Each year, Benedictine College cancels its classes and meetings to allow for students and faculty to attend Discovery Day, a day of learning focused on student projects that have been researched outside of the classroom. More than 3000 students have participated in Benedictine’s Discovery Day since its inception in 1996. In that time, most faculty members and academic departments have taken an active role in sponsoring student projects.
Barr, Professor Emeritus in the Department of Physics and Astronomy of the University of Delaware, former Director of its Bartol Research Institute, is known for his work in particle and nuclear physics, including the Nelson-Barr Mechanism, a proposed solution to one of the unsolved problems of physics, the Strong CP Problem. He also co-discovered the flipped SU(5) scheme of unification and identified the Barr–Zee Diagram as an important source of electric dipole moment for basic particles. He is the author of the article on “Grand Unified Theories” for the Encyclopedia of Physics and of the book Modern Physics and Ancient Faith (Univ. of Notre Dame Press, 2003).
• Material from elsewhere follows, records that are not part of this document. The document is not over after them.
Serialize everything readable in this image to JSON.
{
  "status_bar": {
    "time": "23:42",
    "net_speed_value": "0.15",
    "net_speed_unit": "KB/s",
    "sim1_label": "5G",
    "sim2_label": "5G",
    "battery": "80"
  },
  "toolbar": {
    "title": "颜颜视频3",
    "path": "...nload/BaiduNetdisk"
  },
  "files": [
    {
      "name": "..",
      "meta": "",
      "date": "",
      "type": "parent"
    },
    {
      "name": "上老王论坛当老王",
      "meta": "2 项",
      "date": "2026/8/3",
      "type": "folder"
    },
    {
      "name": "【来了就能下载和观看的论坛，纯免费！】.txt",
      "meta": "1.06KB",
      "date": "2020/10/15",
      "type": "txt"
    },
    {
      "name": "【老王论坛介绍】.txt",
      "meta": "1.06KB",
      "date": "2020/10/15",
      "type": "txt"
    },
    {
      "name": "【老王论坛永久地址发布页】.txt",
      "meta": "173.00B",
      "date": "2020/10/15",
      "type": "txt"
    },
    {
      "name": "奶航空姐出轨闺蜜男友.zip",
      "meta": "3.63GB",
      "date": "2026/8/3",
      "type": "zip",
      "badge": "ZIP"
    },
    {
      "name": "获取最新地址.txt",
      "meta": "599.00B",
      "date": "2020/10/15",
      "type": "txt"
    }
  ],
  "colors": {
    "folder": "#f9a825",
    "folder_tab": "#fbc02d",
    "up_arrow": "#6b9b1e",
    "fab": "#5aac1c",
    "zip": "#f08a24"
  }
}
Barr writes and lectures frequently on the relation of science and religion. Since 2000 he has served on the editorial advisory board (now the advisory council) of the religious intellectual journal First Things, in which many of his articles and book reviews have appeared. His writing has also appeared in Commonweal, National Review, Modern Age, The Public Interest, America, The Wall Street Journal and other publications. In 2002 he gave the Erasmus Lecture, sponsored by the Institute on Religion and Public Life. In 2007, Pope Benedict XVI awarded him the Benemerenti Medal for service to the Catholic Church. In 2010 he was elected a member of the Academy of Catholic Theology.
He is married to Kathleen Whitney Barr. They have five children.
Founded in 1858, Benedictine College is a Catholic, Benedictine, residential, liberal arts college located on the bluffs above the Missouri River in Atchison, Kansas. The school is proud to have been named one of America’s Best Colleges by U.S. News & World Report as well as one of the top Catholic colleges in the nation by First Things magazine and the Newman Guide. It prides itself on outstanding academics, extraordinary faith life, strong athletic programs, and an exceptional sense of community and belonging. It has a mission to educate men and women within a community of faith and scholarship.